On 17 August 2015, a crewman from the Scottish fishing vessel Aquarius was struck violently by a trawl warp when the rope used to take the weight parted. The force of being struck catapulted the crewman overboard into the sea. He was not wearing a personal floatation device (PFD) at the time of the accident, and although he managed to tread water for at least 10 minutes, his crewmates were unable to recover him before he sank out of sight.
Statement from the Chief Inspector of Marine Accidents
This is yet another tragic example of a crew member losing his life after going overboard from a fishing vessel. The crewman did not wear a PFD when working on the open deck and his crewmates were not able to recover him before he was lost to the sea.
The MAIB investigation found that unnecessarily hazardous working practices on Aquarius were considered to be the acceptable norm by everyone, including the owners and skippers of the boat. Aquarius had been issued with multiple safety related deficiencies by the Maritime and Coastguard Agency prior to the accident, however these appeared to have made little difference to how the boat was operated.
This accident is a stark reminder of the hazards faced by fishermen at sea, but also how fishermen can reduce those hazards by giving more thought to the foreseeable risks they face on a daily basis and take positive action to reduce the likelihood of accidents occurring. In this way, relatively simple changes to the way fishermen work will help to ensure that they come home to their family safely.
The wearing of a PFD whilst working on deck will increase the chance of survival should anyone fall, be thrown or dragged overboard accidentally
The poor safety management record of Aquarius indicated the lack of a pro-active safety culture, which then allowed dangerous working practices
The crew were not properly prepared to deal with any emergency situation onboard Aquarius.

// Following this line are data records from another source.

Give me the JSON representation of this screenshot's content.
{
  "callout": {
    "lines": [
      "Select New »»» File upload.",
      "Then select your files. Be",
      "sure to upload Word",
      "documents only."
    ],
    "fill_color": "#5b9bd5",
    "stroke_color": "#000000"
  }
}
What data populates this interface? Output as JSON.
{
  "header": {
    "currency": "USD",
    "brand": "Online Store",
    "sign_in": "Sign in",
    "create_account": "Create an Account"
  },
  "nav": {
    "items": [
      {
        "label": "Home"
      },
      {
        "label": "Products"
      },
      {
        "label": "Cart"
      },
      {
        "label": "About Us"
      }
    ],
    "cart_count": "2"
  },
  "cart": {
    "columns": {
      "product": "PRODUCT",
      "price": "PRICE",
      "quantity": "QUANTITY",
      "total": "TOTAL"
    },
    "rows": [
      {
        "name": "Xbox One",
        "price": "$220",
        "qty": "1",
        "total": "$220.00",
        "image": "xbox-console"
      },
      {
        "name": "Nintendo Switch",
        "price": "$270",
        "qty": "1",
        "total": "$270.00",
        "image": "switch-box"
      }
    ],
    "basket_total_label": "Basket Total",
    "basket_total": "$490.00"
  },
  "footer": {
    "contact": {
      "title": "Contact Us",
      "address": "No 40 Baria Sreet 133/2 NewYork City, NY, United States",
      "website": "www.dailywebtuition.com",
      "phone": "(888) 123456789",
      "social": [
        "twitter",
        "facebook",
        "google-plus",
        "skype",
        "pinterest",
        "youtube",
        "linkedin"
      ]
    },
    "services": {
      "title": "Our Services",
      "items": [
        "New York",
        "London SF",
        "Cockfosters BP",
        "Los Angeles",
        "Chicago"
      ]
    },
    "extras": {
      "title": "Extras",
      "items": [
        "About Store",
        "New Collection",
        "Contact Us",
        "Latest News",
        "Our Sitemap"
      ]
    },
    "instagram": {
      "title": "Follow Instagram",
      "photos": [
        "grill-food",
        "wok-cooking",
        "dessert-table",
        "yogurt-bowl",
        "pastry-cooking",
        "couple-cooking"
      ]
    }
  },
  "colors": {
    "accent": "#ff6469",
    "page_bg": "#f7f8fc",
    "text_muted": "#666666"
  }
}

They had not undertaken any regular safety drills, including any actions to be undertaken in the event of a manoverboard, nor had they practiced the recovery of a casualty from the sea.
The risk of fatigue was high as the crew worked long hours and their hours of rest were not being monitored or recorded
The MAIB has made a series of safety recommendations to the boat’s owners (2016/141 and 2016/142), the Maritime and Coastguard Agency (2016/139 and 2016/140), and the employment agency for the Ghanaian crew (2016/143). These are intended to improve the onboard safety management of Aquarius and similar fishing vessels, as well as to assist the Maritime and Coastguard Agency’s surveyors to identify problem vessels.
A safety flyer highlighting a number of the safety issues was produced for this report.